[Listed entries]

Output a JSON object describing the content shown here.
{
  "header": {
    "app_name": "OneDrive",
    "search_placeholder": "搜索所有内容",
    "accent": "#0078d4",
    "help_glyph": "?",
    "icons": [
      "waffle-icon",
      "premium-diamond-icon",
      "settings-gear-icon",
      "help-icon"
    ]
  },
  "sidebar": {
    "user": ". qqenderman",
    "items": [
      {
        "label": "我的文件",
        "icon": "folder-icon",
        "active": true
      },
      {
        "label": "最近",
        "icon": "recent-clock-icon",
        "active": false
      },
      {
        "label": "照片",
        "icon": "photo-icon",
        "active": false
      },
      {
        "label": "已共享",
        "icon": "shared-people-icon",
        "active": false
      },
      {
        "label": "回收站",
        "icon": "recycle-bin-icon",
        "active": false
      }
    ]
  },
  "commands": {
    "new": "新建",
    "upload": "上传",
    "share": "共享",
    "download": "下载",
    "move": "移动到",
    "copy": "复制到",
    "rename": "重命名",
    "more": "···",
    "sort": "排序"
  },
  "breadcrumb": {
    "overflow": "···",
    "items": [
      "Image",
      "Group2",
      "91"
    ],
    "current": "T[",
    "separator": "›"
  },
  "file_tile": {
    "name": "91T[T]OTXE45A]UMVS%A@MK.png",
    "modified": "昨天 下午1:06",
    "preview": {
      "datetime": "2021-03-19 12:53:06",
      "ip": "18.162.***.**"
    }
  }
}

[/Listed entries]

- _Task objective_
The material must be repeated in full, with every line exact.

- _Answer space_
Output a JSON object describing the content shown here.
{
  "header": {
    "app_name": "OneDrive",
    "search_placeholder": "搜索所有内容",
    "accent": "#0078d4",
    "help_glyph": "?",
    "icons": [
      "waffle-icon",
      "premium-diamond-icon",
      "settings-gear-icon",
      "help-icon"
    ]
  },
  "sidebar": {
    "user": ". qqenderman",
    "items": [
      {
        "label": "我的文件",
        "icon": "folder-icon",
        "active": true
      },
      {
        "label": "最近",
        "icon": "recent-clock-icon",
        "active": false
      },
      {
        "label": "照片",
        "icon": "photo-icon",
        "active": false
      },
      {
        "label": "已共享",
        "icon": "shared-people-icon",
        "active": false
      },
      {
        "label": "回收站",
        "icon": "recycle-bin-icon",
        "active": false
      }
    ]
  },
  "commands": {
    "new": "新建",
    "upload": "上传",
    "share": "共享",
    "download": "下载",
    "move": "移动到",
    "copy": "复制到",
    "rename": "重命名",
    "more": "···",
    "sort": "排序"
  },
  "breadcrumb": {
    "overflow": "···",
    "items": [
      "Image",
      "Group2",
      "91"
    ],
    "current": "T[",
    "separator": "›"
  },
  "file_tile": {
    "name": "91T[T]OTXE45A]UMVS%A@MK.png",
    "modified": "昨天 下午1:06",
    "preview": {
      "datetime": "2021-03-19 12:53:06",
      "ip": "18.162.***.**"
    }
  }
}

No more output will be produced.